48. West Virginia: Shale Barren Rockcress
The shale barren rockcress is a meter-tall plant bearing small white flowers and long fruits called siliques. The Virginia Natural Heritage Program recently discovered many more populations of the plant while surveying George Washington National Forest. Although this finding doubled the known instances of the shale barren rockcress and lifted it from the endangered list, conservationists remain cautious. They continue to protect the area around the plant and collect seeds to store in a long-term bank.
49. Wisconsin: Leafy Prairie Clover

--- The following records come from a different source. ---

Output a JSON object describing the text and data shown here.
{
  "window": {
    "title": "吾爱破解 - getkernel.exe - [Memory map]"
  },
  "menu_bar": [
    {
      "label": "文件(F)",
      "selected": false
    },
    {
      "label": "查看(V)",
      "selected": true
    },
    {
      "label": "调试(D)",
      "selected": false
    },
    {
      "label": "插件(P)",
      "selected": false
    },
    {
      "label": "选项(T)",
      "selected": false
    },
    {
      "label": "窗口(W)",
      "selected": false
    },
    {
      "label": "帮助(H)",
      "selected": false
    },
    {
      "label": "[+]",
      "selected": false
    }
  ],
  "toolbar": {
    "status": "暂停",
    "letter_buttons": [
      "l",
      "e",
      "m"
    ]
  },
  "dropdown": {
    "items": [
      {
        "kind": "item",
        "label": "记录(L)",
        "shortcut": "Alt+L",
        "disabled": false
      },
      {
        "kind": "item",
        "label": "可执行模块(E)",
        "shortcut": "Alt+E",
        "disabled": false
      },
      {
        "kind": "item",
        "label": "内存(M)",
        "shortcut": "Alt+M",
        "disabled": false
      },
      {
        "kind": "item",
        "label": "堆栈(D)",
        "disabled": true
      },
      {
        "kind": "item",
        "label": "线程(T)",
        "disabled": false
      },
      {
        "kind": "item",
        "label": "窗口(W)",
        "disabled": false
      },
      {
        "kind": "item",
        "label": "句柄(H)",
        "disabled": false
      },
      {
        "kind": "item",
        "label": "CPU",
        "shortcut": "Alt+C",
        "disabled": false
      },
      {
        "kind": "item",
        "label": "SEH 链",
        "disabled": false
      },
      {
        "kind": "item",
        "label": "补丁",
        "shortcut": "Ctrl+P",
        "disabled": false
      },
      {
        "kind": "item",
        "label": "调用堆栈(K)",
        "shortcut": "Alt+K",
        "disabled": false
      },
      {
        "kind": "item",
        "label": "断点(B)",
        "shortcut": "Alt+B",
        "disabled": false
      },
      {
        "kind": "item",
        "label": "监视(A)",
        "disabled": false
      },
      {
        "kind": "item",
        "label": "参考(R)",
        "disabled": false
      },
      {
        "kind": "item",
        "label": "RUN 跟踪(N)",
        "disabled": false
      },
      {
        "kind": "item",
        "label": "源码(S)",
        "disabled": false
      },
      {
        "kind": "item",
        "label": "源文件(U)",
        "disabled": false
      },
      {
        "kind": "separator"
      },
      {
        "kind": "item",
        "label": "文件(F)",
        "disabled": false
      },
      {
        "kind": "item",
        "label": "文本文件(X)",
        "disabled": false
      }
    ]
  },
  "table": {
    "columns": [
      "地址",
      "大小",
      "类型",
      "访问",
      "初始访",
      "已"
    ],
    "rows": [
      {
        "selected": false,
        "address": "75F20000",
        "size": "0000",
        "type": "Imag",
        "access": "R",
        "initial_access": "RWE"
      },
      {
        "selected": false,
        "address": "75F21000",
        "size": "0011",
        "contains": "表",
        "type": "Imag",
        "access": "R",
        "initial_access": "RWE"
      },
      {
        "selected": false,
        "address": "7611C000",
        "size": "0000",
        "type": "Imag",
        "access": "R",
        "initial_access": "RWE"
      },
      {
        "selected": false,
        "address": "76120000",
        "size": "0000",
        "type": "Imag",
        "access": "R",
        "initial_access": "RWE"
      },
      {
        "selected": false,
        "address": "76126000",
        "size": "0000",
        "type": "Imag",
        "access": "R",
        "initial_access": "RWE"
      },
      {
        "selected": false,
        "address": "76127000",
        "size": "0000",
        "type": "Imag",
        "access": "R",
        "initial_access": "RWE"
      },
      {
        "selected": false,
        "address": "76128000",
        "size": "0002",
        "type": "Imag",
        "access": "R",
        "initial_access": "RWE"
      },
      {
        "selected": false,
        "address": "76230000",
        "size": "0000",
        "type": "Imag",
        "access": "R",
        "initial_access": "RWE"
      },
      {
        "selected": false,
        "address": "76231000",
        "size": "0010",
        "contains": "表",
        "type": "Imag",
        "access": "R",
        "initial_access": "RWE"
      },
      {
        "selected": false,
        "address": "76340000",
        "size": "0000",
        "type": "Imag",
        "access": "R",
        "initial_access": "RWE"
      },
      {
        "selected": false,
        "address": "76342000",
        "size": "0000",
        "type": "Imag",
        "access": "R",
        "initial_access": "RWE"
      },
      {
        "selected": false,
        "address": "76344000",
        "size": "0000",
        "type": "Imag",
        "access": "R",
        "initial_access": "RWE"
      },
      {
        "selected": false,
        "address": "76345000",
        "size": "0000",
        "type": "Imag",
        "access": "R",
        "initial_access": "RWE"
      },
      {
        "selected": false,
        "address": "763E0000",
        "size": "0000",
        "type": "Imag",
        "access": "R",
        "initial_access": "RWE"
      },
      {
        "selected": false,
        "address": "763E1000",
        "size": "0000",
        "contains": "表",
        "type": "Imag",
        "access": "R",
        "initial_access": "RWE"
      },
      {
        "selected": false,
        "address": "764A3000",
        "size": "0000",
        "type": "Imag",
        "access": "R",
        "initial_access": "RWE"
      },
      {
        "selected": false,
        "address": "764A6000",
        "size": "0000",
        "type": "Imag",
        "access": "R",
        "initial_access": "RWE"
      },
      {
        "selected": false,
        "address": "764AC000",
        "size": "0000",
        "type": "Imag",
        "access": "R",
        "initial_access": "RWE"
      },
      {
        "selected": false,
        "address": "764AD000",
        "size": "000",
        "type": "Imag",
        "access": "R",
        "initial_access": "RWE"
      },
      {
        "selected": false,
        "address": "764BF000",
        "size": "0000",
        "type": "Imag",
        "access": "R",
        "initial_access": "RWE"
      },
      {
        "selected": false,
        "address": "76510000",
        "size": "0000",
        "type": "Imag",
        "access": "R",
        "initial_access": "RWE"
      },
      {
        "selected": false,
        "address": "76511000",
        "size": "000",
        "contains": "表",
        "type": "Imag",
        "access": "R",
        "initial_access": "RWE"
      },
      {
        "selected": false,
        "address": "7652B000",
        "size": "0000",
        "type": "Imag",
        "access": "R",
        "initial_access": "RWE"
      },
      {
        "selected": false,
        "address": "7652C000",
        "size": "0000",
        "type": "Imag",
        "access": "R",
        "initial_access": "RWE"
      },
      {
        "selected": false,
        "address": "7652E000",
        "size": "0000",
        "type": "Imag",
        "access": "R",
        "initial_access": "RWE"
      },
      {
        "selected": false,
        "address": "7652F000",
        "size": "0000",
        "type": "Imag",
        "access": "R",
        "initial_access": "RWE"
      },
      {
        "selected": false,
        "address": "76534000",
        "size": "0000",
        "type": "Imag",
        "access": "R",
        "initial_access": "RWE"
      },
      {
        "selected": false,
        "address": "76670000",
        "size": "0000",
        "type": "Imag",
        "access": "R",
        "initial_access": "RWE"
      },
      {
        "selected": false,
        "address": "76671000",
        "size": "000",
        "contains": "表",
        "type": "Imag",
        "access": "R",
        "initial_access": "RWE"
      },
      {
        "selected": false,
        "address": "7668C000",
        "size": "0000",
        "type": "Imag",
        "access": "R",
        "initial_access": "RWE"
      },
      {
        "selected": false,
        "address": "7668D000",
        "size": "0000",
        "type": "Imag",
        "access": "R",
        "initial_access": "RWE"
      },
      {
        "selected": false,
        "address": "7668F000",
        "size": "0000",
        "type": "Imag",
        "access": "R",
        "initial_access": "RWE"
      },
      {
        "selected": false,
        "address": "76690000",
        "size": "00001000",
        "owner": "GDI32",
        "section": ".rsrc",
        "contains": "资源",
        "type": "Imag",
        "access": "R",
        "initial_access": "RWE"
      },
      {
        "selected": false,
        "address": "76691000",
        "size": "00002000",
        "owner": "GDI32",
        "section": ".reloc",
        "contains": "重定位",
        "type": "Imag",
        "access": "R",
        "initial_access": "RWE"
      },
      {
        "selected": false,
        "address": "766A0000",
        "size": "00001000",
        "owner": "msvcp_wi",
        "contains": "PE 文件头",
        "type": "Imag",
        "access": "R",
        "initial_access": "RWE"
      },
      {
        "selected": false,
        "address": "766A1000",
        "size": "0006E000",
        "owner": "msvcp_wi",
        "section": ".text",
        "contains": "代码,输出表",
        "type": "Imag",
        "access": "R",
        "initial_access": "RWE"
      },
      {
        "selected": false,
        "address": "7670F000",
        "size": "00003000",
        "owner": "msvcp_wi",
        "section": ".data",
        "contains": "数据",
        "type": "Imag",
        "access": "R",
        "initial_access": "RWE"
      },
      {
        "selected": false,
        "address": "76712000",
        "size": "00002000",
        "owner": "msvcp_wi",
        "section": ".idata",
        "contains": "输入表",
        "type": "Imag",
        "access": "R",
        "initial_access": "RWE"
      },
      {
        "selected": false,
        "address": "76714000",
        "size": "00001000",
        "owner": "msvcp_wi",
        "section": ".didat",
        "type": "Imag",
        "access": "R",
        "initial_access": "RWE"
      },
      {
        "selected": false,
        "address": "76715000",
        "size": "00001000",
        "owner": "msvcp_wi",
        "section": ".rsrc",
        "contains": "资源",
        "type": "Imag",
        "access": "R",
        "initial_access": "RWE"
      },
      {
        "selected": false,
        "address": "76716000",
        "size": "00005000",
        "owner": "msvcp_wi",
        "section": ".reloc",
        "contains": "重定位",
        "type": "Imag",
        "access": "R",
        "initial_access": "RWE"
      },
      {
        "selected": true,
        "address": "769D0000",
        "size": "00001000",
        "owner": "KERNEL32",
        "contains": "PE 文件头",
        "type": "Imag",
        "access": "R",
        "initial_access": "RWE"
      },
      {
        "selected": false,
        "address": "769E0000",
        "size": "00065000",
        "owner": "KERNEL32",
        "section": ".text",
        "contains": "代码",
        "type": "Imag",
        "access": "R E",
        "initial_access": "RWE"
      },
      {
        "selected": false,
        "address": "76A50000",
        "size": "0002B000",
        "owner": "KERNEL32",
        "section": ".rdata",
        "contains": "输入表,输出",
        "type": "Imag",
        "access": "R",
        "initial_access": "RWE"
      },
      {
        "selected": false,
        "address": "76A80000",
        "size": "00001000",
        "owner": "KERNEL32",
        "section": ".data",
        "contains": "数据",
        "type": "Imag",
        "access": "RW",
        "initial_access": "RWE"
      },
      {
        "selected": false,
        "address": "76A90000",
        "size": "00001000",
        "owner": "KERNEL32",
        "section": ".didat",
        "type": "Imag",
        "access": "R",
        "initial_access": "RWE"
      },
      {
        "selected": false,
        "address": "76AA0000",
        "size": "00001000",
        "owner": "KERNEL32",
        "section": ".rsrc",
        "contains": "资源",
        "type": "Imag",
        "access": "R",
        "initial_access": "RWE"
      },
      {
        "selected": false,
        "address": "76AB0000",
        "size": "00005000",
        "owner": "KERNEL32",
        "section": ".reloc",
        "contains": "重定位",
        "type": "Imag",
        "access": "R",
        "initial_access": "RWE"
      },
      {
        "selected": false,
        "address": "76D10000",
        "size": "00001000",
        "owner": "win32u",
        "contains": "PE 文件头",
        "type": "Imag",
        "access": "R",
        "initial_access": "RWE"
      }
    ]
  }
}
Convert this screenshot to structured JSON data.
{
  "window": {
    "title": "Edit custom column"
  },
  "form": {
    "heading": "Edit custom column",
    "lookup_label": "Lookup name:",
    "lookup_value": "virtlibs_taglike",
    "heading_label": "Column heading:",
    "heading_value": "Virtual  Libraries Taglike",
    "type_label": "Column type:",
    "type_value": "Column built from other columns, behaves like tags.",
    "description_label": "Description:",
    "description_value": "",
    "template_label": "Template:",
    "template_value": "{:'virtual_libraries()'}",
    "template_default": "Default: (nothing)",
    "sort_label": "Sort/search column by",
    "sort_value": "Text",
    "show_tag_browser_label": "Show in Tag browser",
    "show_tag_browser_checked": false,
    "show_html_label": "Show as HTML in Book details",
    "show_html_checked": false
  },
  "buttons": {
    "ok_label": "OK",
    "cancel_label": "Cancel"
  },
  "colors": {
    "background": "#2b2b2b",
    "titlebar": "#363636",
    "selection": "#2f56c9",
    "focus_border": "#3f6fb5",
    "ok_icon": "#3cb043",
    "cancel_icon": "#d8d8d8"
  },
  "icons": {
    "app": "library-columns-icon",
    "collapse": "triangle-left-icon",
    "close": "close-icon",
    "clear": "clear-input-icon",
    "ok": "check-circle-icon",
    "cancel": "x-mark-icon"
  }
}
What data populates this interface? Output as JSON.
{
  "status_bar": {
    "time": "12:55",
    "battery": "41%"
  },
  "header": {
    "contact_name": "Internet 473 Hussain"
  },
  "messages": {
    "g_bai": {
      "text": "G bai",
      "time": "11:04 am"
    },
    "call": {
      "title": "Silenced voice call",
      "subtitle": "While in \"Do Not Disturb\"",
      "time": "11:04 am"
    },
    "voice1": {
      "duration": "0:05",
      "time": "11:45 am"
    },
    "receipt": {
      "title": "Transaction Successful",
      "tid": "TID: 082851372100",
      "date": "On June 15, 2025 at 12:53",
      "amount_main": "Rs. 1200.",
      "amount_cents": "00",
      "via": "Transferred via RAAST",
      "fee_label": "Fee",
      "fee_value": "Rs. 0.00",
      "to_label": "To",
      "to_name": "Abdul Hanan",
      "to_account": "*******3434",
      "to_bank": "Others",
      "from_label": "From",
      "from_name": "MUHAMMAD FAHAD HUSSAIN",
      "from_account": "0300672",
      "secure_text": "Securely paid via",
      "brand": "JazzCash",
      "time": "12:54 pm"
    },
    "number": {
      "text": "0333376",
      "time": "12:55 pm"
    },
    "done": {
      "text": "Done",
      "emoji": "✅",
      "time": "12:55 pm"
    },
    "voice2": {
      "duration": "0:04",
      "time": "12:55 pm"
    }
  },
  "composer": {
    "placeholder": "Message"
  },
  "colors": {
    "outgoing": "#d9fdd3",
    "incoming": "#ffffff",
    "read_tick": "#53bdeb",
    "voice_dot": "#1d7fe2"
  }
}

The leafy prairie clover is known at only 14 sites. It grows up to two feet tall and tends to sprawl when surrounded by open areas. It is commonly grown ‘in captivity,’ but natural populations are on the brink of extinction. Land development, grazing and fire suppression are all dark clouds on the prairie clover’s horizon.
50. Wyoming: Colorado Butterfly Plant
This member of the evening primrose family is making a comeback in Laramie County, where the U.S. Fish and Wildlife Service has marked out 3,538 acres of critical habitat for special conservationist attention. “The pink flowers atop the Colorado butterfly plant’s long stalks will continue to bloom thanks to the Endangered Species Act,” according to the Center for Biological Diversity. “Even as development transforms Colorado and southern Wyoming, this science-based law has created safe havens for this and many other plants found nowhere else in the world.”
The plant life of the United States is integral to our unique landscape. But it is also essential to the well-being of the ecosystem in general. Thousands of endangered plants teetering on the edge require greater awareness and individual, corporate and government responsibility if we are to conserve our natural wealth.
To create this list, we consulted the USDA’s database of threatened and endangered plants. First, we looked at each state’s list of threatened and endangered plants. We selected those that were endangered on a federal level, unique-looking, had some interesting history or story and/or were not widely dispersed.
Next, when federally endangered plants were not available, we used the previous criteria to pick plants that were endangered on the state level. Where those were not available, we selected the best option of threatened plant, first on the federal level, then, if necessary, on the state level. We selected a unique plant for each state.
(2019). Threatened and Endangered. plants.usda.gov